I have more insight than all my teachers,

For Your testimonies are my meditation.

I understand more than the aged,

Because I have observed Your precepts.

I have restrained my feet from every evil way,

That I may keep Your word.

I have not turned aside from Your ordinances,

For You Yourself have taught me.

How sweet are Your words to my taste!

Yes, sweeter than honey to my mouth!

From Your precepts I get understanding;

Therefore I hate every false way.

— Psalm 119:97-104

Application: It would have been easy for the man to hide his confession in order to avoid controversy, but he fearlessly stood his ground because of the difference Christ made in his life. Everyone who has not merely met Christ but trusted Him is proven authentic by showing it openly.

Read verses 35-41: The Confession

Q: What might be ironic about being cast out of the synagogue?

A: The safest place for him was actually being outside the reach of false religious influences. Although cast out, Christ took Him in and thus cured Him of spiritual blindness.

Point: The effect of embracing the Truth may result in “losing one’s religion” in exchange for true salvation.

Q: Going back through the entire passage, how did the man’s knowledge and perception of Christ change over time?

  1. The man first refers to Christ as “the man who is called Jesus”. (v.11) This is all he really knew at first.
  2. The man then refers to Christ as “a prophet” (v.17) when initially questioned by the Pharisees.
  3. The man concludes Christ is “a man of God” (v.31-33) by the end of his second response to the Pharisees.
  4. Finally the man professes Jesus to be the Son of God by embracing the Jewish equivalent “the Son of Man”. (v.35-38)

Application: It’s a picture of coming out of spiritual darkness into the Light of Christ.

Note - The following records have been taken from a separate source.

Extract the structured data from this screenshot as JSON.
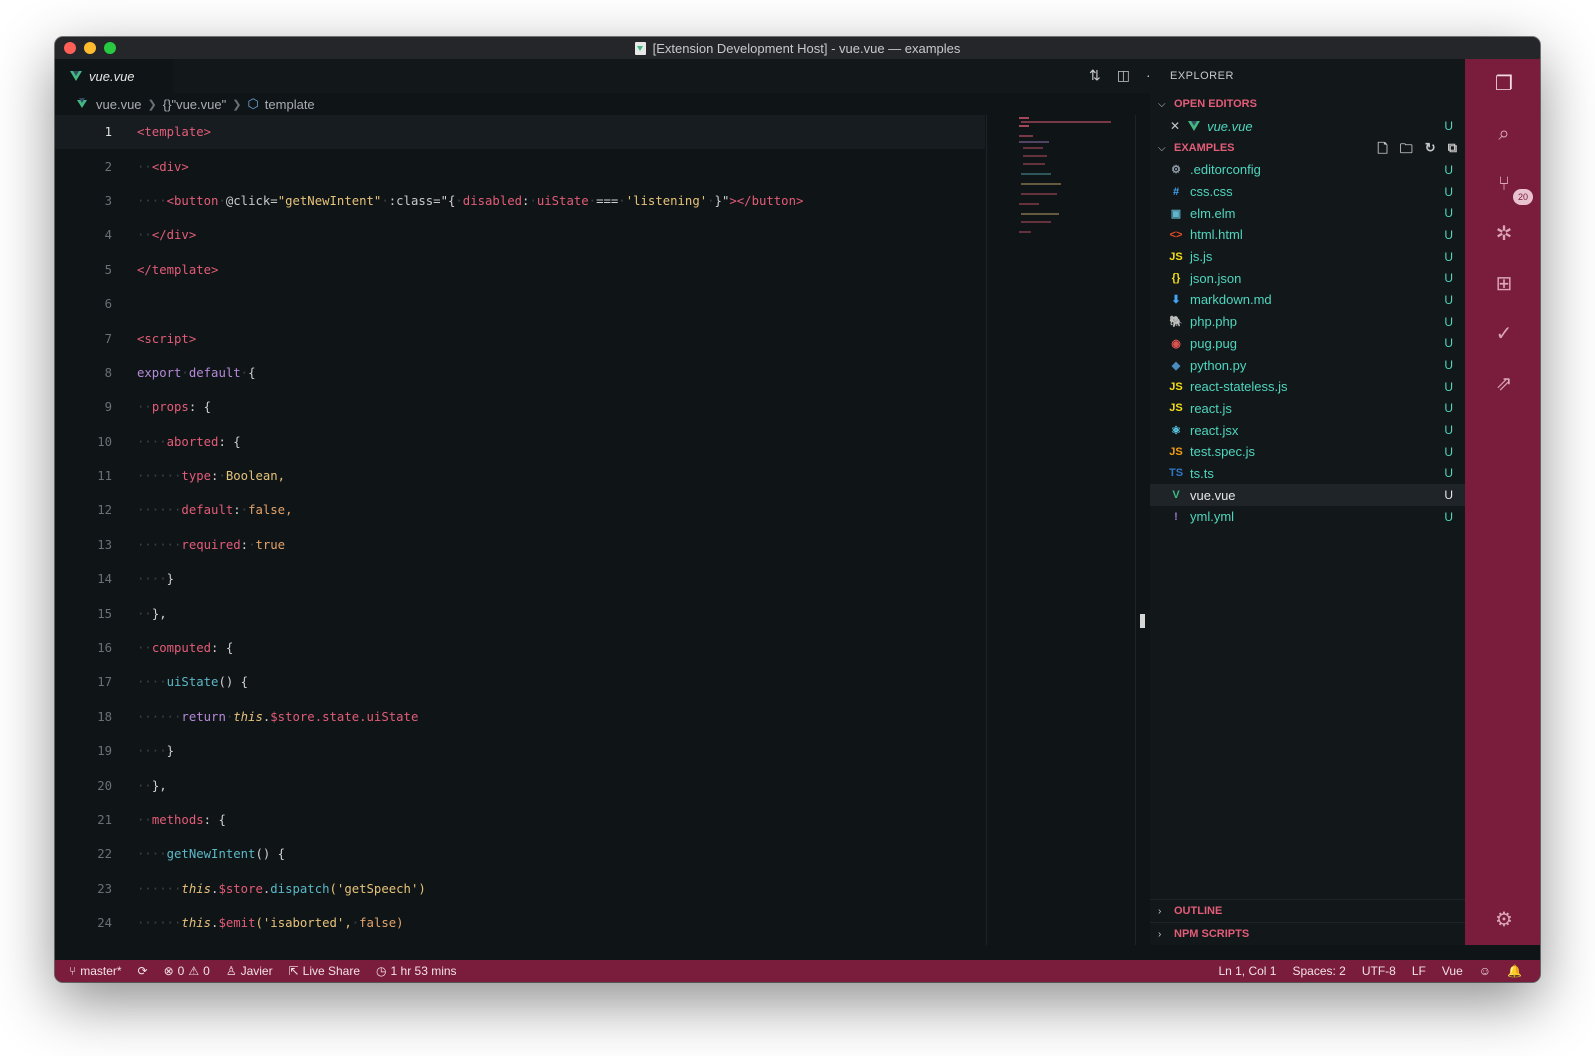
{
  "window": {
    "title": "[Extension Development Host] - vue.vue — examples"
  },
  "tab": {
    "label": "vue.vue"
  },
  "breadcrumb": {
    "file": "vue.vue",
    "object": "{}\"vue.vue\"",
    "node": "template"
  },
  "code_lines": [
    {
      "n": "1"
    },
    {
      "n": "2"
    },
    {
      "n": "3"
    },
    {
      "n": "4"
    },
    {
      "n": "5"
    },
    {
      "n": "6"
    },
    {
      "n": "7"
    },
    {
      "n": "8"
    },
    {
      "n": "9"
    },
    {
      "n": "10"
    },
    {
      "n": "11"
    },
    {
      "n": "12"
    },
    {
      "n": "13"
    },
    {
      "n": "14"
    },
    {
      "n": "15"
    },
    {
      "n": "16"
    },
    {
      "n": "17"
    },
    {
      "n": "18"
    },
    {
      "n": "19"
    },
    {
      "n": "20"
    },
    {
      "n": "21"
    },
    {
      "n": "22"
    },
    {
      "n": "23"
    },
    {
      "n": "24"
    }
  ],
  "code": {
    "l1": "<template>",
    "l2": "<div>",
    "l3_tag": "<button",
    "l3_click": "@click=",
    "l3_click_val": "\"getNewIntent\"",
    "l3_class": ":class=",
    "l3_class_open": "\"{",
    "l3_disabled": "disabled",
    "l3_colon": ":",
    "l3_uistate": "uiState",
    "l3_eq": "===",
    "l3_listening": "'listening'",
    "l3_close": "}\"",
    "l3_endtag": "></button>",
    "l4": "</div>",
    "l5": "</template>",
    "l7": "<script>",
    "l8_export": "export",
    "l8_default": "default",
    "l8_brace": "{",
    "l9_props": "props",
    "l9_rest": ": {",
    "l10_aborted": "aborted",
    "l10_rest": ": {",
    "l11_type": "type",
    "l11_val": "Boolean,",
    "l12_default": "default",
    "l12_val": "false,",
    "l13_required": "required",
    "l13_val": "true",
    "l14": "}",
    "l15": "},",
    "l16_computed": "computed",
    "l16_rest": ": {",
    "l17_fn": "uiState",
    "l17_rest": "() {",
    "l18_return": "return",
    "l18_this": "this",
    "l18_store": "$store",
    "l18_rest": ".state.uiState",
    "l19": "}",
    "l20": "},",
    "l21_methods": "methods",
    "l21_rest": ": {",
    "l22_fn": "getNewIntent",
    "l22_rest": "() {",
    "l23_this": "this",
    "l23_store": "$store",
    "l23_dispatch": "dispatch",
    "l23_arg": "('getSpeech')",
    "l24_this": "this",
    "l24_emit": "$emit",
    "l24_arg": "('isaborted',",
    "l24_false": "false)"
  },
  "sidebar": {
    "title": "EXPLORER",
    "open_editors": {
      "label": "OPEN EDITORS",
      "file": "vue.vue",
      "status": "U"
    },
    "examples": {
      "label": "EXAMPLES",
      "files": [
        {
          "name": ".editorconfig",
          "status": "U",
          "icon": "gear-icon",
          "glyph": "⚙",
          "color": "#8f9ba8"
        },
        {
          "name": "css.css",
          "status": "U",
          "icon": "hash-icon",
          "glyph": "#",
          "color": "#42a5f5"
        },
        {
          "name": "elm.elm",
          "status": "U",
          "icon": "elm-icon",
          "glyph": "▣",
          "color": "#60b5cc"
        },
        {
          "name": "html.html",
          "status": "U",
          "icon": "html-icon",
          "glyph": "<>",
          "color": "#e44d26"
        },
        {
          "name": "js.js",
          "status": "U",
          "icon": "js-icon",
          "glyph": "JS",
          "color": "#f5de19"
        },
        {
          "name": "json.json",
          "status": "U",
          "icon": "json-icon",
          "glyph": "{}",
          "color": "#f5de19"
        },
        {
          "name": "markdown.md",
          "status": "U",
          "icon": "markdown-icon",
          "glyph": "⬇",
          "color": "#42a5f5"
        },
        {
          "name": "php.php",
          "status": "U",
          "icon": "php-icon",
          "glyph": "🐘",
          "color": "#a074c4"
        },
        {
          "name": "pug.pug",
          "status": "U",
          "icon": "pug-icon",
          "glyph": "◉",
          "color": "#d9534f"
        },
        {
          "name": "python.py",
          "status": "U",
          "icon": "python-icon",
          "glyph": "◆",
          "color": "#4b8bbe"
        },
        {
          "name": "react-stateless.js",
          "status": "U",
          "icon": "js-icon",
          "glyph": "JS",
          "color": "#f5de19"
        },
        {
          "name": "react.js",
          "status": "U",
          "icon": "js-icon",
          "glyph": "JS",
          "color": "#f5de19"
        },
        {
          "name": "react.jsx",
          "status": "U",
          "icon": "react-icon",
          "glyph": "⚛",
          "color": "#61dafb"
        },
        {
          "name": "test.spec.js",
          "status": "U",
          "icon": "test-js-icon",
          "glyph": "JS",
          "color": "#f39c12"
        },
        {
          "name": "ts.ts",
          "status": "U",
          "icon": "ts-icon",
          "glyph": "TS",
          "color": "#3178c6"
        },
        {
          "name": "vue.vue",
          "status": "U",
          "icon": "vue-icon",
          "glyph": "V",
          "color": "#41b883"
        },
        {
          "name": "yml.yml",
          "status": "U",
          "icon": "yaml-icon",
          "glyph": "!",
          "color": "#a074c4"
        }
      ]
    },
    "outline": "OUTLINE",
    "npm_scripts": "NPM SCRIPTS"
  },
  "activity": {
    "scm_badge": "20"
  },
  "status": {
    "branch": "master*",
    "errors": "0",
    "warnings": "0",
    "user": "Javier",
    "live_share": "Live Share",
    "time": "1 hr 53 mins",
    "position": "Ln 1, Col 1",
    "spaces": "Spaces: 2",
    "encoding": "UTF-8",
    "eol": "LF",
    "language": "Vue"
  },
  "colors": {
    "accent": "#7a1c3b",
    "untracked": "#4fd6be",
    "tag": "#e35c78"
  }
}
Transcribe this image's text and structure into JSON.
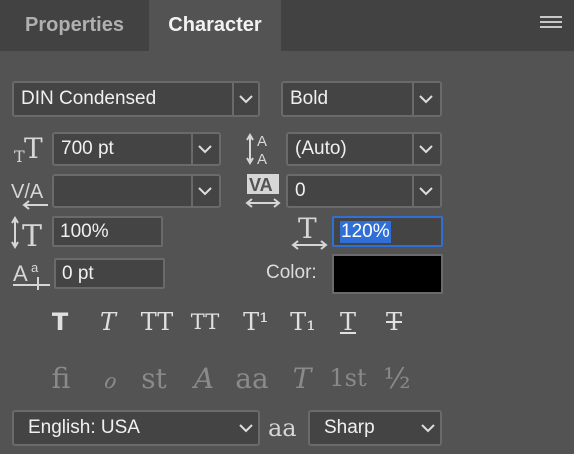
{
  "tabs": {
    "properties": "Properties",
    "character": "Character"
  },
  "font": {
    "family": "DIN Condensed",
    "style": "Bold"
  },
  "size": {
    "value": "700 pt"
  },
  "leading": {
    "value": "(Auto)"
  },
  "kerning": {
    "value": ""
  },
  "tracking": {
    "value": "0"
  },
  "vertical_scale": {
    "value": "100%"
  },
  "horizontal_scale": {
    "value": "120%"
  },
  "baseline_shift": {
    "value": "0 pt"
  },
  "color": {
    "label": "Color:",
    "swatch": "#000000"
  },
  "language": {
    "value": "English: USA"
  },
  "antialias": {
    "icon_text": "aa",
    "value": "Sharp"
  },
  "style_buttons": [
    "T",
    "T",
    "TT",
    "TT",
    "T¹",
    "T₁",
    "T",
    "T"
  ],
  "opentype_buttons": [
    "fi",
    "ℴ",
    "st",
    "A",
    "aa",
    "T",
    "1st",
    "½"
  ],
  "accent": {
    "selection": "#2f6fd6"
  }
}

But the path of the righteous is like the light of dawn,

That shines brighter and brighter until the full day.

— Proverbs 4:18

Q: How do Jesus’ concluding remarks speak to the irony of the working of the light?

A: The same light which leads one person can actually blind another. The difference has to do with whether or not one accepts or rejects the Word of God through Christ.

Overall Application

The Gospel produces different reactions from different kinds of hearts: the blind sinner receives the truth and sees, the self-righteous “religious” person rejects the truth and becomes even more blind spiritually.